various high schools, supervising
principals over certain districts, in
this way directing and keeping in
touch with all that is going 011. He
said it would be the duty of the
traveling Supervising Principal to
advise each Commissioner as he
traveled over the districts the pro
gress of the schools, inefficiency of
teachers and condition of grades
The Commission voted to perfect
a system to substitute the work of
the former normal inspectors, at
the January meeting. The Com
missioners were all present as fol
lows: A. F. Judd and Mrs. May
Wilcox of Oahti. J. T. Moir and
Miss Ella H. Paris of Hawaii, W.
II. Rice of Kauai, and W. O. Aiken
Will Give n
Musical Concert and Dance
At Puunene Club House
July 17th, 1009.
Admission 50 cts.
Don't fail to be there
Wanted: Young Cockerels in quan
TO THE PUBLIC
Wc yish to let the public know that we arc still in
the business. Wc have just received a large consign
DRY GOODS, GROCERIES,
KITCHEN UTENSILS, Etc.
Our prices on many things arc below the ordinary.
This means a large saving in household expenses if
you buy of us.
The Pioneer Store
13. Guerrero, Manager
THE FIRST NATIONAL BANK OF WAILUKU
Clias. M. Cooke, President
I. It. Case, 2nd Vice-President
C. I), Lufkin, Cashier
V. T. Robinson, 1st Viee-Presideut
R. A. Wadswortu, Dire'ctor
A. Aalberg, Auditor
at the close of business, June 30, 1909
RKSOVRCES i LIABILITIES
Loans Hiid Discounts $140,045.53 i Capital Stock
I'onds 72,049.78 I Surplus and Profits
United Slates Ilonds 34,730.00 1 Circulation
Premium on V. S. bonds 25.tKio.oo 1 Dividends Unpaid
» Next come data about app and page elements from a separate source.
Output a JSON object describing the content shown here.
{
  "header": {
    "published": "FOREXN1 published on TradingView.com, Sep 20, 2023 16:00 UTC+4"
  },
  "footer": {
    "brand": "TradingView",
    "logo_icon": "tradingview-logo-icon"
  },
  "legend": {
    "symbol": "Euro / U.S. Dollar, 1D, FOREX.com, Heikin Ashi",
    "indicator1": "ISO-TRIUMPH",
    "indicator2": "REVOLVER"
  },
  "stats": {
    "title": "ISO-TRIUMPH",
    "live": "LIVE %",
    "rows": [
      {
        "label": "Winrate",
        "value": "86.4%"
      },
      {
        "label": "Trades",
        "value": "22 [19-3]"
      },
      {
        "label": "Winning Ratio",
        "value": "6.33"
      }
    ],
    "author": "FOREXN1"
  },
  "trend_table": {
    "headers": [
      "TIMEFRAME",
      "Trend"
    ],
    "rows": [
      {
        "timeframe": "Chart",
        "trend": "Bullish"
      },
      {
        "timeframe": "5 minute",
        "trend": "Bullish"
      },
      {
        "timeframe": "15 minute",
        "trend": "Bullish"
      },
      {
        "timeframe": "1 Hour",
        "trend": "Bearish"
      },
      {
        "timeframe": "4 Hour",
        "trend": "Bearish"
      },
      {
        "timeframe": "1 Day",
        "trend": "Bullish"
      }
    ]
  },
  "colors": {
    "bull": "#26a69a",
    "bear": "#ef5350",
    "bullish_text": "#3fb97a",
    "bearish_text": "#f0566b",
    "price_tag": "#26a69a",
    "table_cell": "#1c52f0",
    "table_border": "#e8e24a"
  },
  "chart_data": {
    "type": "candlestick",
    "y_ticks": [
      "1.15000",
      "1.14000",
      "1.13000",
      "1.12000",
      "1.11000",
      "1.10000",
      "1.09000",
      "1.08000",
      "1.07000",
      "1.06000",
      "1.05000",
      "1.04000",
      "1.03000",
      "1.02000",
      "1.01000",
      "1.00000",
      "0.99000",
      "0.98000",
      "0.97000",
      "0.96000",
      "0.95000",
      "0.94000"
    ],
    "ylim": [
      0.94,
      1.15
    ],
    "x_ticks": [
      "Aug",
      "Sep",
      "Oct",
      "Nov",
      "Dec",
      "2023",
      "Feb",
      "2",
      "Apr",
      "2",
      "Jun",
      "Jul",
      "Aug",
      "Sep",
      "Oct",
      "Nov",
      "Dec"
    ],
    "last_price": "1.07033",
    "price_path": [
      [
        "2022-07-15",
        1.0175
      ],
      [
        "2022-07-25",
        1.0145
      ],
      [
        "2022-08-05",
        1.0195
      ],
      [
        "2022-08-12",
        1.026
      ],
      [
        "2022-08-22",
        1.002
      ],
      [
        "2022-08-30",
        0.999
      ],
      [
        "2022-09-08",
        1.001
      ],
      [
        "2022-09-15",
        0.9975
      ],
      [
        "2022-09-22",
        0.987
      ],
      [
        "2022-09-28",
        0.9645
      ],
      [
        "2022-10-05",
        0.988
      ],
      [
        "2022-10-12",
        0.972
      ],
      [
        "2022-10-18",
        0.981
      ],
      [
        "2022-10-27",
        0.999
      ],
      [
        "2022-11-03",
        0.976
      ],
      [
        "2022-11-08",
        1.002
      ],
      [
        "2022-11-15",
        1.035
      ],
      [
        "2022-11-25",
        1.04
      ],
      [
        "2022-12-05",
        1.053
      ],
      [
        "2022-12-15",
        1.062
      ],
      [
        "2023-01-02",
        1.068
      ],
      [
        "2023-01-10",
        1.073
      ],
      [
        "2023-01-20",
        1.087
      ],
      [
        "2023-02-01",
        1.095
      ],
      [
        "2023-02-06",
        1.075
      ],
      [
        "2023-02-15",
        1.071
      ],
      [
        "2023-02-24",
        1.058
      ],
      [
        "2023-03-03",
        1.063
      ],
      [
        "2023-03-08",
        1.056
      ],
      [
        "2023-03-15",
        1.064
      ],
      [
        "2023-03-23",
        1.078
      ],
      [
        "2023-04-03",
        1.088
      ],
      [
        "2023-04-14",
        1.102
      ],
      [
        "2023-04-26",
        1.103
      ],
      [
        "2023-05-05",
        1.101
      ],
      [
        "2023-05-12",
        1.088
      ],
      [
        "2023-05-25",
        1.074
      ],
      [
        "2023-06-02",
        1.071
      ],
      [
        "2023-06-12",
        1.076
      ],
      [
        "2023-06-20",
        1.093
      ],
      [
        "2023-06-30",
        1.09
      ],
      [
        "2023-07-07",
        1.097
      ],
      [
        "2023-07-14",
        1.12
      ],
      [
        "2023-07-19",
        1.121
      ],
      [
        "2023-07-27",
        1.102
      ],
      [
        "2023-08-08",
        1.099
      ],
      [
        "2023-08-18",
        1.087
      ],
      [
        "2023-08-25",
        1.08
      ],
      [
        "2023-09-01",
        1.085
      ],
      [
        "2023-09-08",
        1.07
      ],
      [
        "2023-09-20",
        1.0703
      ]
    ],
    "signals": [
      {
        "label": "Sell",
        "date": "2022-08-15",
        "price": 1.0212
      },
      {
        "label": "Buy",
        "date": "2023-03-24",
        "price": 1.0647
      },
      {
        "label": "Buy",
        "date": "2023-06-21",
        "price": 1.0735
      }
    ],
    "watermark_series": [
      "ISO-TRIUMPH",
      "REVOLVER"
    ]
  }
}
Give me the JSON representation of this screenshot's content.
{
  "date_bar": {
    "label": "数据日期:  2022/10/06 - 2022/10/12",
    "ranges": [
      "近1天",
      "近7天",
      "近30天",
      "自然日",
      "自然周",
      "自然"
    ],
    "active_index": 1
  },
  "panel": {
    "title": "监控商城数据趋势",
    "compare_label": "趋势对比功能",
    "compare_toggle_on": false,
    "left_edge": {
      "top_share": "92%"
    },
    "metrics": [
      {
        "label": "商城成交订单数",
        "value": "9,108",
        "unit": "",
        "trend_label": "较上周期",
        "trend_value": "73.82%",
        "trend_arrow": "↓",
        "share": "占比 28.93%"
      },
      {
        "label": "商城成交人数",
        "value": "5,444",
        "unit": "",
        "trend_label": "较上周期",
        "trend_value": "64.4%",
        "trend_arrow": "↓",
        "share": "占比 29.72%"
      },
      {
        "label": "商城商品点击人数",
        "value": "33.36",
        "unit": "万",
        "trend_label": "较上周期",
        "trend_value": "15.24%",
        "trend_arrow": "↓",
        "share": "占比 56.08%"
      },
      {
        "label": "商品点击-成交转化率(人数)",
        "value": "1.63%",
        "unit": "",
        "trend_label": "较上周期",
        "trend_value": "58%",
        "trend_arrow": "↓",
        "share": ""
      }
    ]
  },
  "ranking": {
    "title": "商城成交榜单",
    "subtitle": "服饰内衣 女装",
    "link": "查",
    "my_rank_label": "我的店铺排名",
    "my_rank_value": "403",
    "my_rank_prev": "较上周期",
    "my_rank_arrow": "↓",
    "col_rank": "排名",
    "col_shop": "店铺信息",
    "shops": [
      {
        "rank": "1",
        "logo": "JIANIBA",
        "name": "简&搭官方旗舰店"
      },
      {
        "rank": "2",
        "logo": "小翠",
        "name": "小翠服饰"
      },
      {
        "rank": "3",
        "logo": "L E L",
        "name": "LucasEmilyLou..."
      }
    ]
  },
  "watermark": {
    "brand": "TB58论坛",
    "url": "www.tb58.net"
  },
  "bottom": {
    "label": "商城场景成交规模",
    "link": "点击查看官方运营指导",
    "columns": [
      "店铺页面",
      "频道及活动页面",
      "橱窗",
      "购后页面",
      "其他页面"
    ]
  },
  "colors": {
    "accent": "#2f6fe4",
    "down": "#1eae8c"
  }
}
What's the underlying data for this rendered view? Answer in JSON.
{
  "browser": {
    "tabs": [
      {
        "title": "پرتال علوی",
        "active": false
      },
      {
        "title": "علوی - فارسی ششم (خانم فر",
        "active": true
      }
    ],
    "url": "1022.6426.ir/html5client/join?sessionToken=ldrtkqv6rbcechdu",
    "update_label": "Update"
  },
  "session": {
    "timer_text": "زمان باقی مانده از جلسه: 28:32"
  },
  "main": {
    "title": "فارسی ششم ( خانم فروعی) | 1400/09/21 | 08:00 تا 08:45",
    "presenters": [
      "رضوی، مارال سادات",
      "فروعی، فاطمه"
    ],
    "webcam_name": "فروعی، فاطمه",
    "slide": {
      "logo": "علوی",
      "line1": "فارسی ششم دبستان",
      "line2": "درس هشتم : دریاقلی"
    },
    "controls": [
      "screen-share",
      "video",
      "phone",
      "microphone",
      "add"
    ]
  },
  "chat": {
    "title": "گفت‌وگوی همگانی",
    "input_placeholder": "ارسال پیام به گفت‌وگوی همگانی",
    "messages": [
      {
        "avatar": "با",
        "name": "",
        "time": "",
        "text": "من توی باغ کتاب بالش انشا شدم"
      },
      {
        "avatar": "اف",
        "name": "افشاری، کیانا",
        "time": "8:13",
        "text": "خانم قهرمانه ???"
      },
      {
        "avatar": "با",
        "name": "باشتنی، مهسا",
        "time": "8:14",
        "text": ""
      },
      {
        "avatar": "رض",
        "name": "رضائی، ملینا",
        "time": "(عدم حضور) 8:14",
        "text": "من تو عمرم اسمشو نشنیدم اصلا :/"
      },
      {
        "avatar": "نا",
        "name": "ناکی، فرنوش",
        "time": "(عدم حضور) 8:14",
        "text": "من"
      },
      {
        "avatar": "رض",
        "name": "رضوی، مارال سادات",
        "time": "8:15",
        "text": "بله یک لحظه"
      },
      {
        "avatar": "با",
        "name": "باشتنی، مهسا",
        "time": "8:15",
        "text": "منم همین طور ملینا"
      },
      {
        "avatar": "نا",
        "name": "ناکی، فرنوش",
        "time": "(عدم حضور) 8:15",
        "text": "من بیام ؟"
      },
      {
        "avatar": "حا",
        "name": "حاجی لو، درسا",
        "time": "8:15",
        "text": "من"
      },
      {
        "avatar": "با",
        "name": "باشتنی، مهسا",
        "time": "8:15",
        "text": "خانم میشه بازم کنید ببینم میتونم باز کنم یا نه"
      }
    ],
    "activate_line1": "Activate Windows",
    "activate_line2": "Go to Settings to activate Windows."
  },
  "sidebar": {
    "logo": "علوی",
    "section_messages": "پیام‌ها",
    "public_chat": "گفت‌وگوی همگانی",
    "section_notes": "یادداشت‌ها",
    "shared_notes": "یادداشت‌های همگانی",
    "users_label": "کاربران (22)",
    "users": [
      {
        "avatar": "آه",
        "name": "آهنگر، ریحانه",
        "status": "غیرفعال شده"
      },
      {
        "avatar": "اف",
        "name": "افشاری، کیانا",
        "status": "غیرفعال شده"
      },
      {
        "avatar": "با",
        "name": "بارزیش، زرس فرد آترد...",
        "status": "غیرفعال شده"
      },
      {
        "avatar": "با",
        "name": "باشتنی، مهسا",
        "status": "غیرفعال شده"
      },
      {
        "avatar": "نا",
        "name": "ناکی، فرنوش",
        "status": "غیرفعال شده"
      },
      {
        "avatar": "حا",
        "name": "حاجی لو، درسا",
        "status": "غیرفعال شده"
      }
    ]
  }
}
Cash and Due from banks 400.00 : Dcositors
llaukine; House, Furniture, etc 6,450.00
5 Redemption Fund.... 1,250.001
E. f). K. .
C. D. Ll'FKIN, Cashier.
TERRITORY OF HAWAII.
COUNTY OK MAt'l,
I, C. I). Lufkin, Cashier of the ntxive named bank, do solemnly swear that tilt
almve statement is true to the best of mv knowledge and belief.
C. I. Ll'FKIN, Cashier.
Subscribed anil sworn to before me this 2nd dav of July, 1909.
II. M. COKE, Notary Public Sec. Jud. Circuit.
The Lahaina National Bank
Clms. M. Cooke, President Win. HcuninK, Vice-President
W. L. Deooto, 2nd Vice-President A. N. llayselden, Director
C. D. Lulkin, Cashier V. C. Schoenberfj, Asst. Cashier
A. Aalln-rn, Auditor '
at close of imsiness, June 30, 190S.
Ioans and Discounts S41.924.77 1 Capita) Stock $25,000.00
Cash am) Due from Hanks. ... 29,745.46 Surplus and Undivided Profits.. 1,022 98
bonds 16.00 01 ! I'irruliit ion c.6co.oo
United States bonds 6,250.00
Premium on I . h. bonds 200.00
Furniture mid Fixtures 1,450.00
Redemption Fund 312.00
Dividends Unpaid 875.00
Due to Banks 7,327.0a
TERRITORY OF HAWAII,
COUNTY OH MAft,
I, C. D. Lufkin, Cashier of the above named bank, do solemnly swear that the
above statement is true to the best of my knowledge anil belief.
C. V. LUFKIN, Cashier.
Subscribed and sworn to before me this 2nd day of July, 1909.
II. M. COKE, Notary Public Sec. Jud. Circuit.
Wo have (Willed to cut the prices for developing and print-
iiiK very materially on the following sizes:
On VAxZy,, V,l4xV4, 3! xT'2 and 3x10. Cut
juices on printing only on sizes 2xZ
Notwithstanding the cut, we Imvc put in better facilities
which w ill enahle us to turn out better work than ever before
Honolulu Photo Supply Co.
"EVERYTHING PHOTOGRAPHIC'' FORT ST..
KAHULUI HARNESS SHOP
Maker of Saddles and
Satisfaction Guaranteed on all work
D. E. NEWMAN, Prop.
Uime Jable-3(aliului Slailroad Co.
The following schedule will go into effect July 1st, 1909.
Pass. Pass. Pass. Pass.
& Frt. Freight Freight
No- 4 I No. s
a: ;11 15
. . .
Kahului Railroad Co.
ALEXAXDER RALDWIX. LTD
ALEXAN DER & lJAIDUTX, LTD., Line of Sailing Wls ltwQ
San hranciseo and Hawaiian Ports;
, . 1
-.U'.IUCA.-11AV AUAS STEAMSHIP CO.